• Task to carry out:
Copy every line that holds the string "this" from the data below.

(Dataset rows describing interfaces)
----------

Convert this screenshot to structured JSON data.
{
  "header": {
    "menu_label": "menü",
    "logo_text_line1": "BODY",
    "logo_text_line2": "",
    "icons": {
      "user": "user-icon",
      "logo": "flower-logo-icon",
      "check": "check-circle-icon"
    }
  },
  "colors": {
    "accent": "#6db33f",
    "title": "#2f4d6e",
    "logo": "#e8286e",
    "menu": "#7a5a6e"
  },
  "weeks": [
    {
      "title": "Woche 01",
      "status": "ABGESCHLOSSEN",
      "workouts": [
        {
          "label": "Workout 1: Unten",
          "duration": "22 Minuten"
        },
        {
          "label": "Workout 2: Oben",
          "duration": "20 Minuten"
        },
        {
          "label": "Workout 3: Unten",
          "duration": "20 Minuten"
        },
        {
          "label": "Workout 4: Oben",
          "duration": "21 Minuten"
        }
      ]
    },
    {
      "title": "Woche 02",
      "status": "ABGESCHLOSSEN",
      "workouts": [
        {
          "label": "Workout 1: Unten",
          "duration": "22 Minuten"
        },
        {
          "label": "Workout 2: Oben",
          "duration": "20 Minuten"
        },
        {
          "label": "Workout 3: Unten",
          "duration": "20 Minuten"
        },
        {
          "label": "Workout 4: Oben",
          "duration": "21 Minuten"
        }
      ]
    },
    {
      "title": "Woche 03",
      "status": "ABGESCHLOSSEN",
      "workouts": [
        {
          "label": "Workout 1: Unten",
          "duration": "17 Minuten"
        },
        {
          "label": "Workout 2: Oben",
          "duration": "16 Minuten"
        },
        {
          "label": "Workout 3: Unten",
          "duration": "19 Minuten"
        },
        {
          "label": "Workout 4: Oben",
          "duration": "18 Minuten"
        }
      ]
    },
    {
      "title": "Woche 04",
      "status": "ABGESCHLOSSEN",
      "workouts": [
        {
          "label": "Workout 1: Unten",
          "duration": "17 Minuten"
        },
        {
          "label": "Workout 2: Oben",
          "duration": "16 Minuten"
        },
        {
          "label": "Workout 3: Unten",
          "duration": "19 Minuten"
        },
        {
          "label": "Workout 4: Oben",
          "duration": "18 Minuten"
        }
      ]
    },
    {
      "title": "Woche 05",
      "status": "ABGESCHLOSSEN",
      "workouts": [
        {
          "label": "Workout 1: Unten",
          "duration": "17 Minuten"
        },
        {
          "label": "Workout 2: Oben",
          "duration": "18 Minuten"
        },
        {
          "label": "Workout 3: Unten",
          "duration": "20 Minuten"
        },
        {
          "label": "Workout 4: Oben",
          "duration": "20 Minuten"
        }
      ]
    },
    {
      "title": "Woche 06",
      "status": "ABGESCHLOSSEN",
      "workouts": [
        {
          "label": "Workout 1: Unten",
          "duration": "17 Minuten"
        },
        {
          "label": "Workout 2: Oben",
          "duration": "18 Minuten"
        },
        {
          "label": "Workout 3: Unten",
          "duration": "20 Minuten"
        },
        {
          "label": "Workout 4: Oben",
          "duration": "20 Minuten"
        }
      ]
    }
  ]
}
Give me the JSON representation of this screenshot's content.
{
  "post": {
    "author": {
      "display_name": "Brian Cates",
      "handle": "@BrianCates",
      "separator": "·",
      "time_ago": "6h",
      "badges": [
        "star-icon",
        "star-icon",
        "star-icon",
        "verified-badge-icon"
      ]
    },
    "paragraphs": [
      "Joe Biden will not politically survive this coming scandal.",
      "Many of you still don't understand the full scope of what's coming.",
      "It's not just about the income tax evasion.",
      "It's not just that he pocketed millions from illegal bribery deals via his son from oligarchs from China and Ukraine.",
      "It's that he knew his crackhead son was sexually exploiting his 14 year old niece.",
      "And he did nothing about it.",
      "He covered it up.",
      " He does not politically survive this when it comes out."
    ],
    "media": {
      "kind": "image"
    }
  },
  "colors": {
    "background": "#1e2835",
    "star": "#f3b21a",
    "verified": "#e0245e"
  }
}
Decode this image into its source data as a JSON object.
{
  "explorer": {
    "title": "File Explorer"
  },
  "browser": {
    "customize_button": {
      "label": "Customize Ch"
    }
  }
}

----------

• Exercise solution:
Convert this screenshot to structured JSON data.
Give me the JSON representation of this screenshot's content.
      "Joe Biden will not politically survive this coming scandal.",
      " He does not politically survive this when it comes out."
Decode this image into its source data as a JSON object.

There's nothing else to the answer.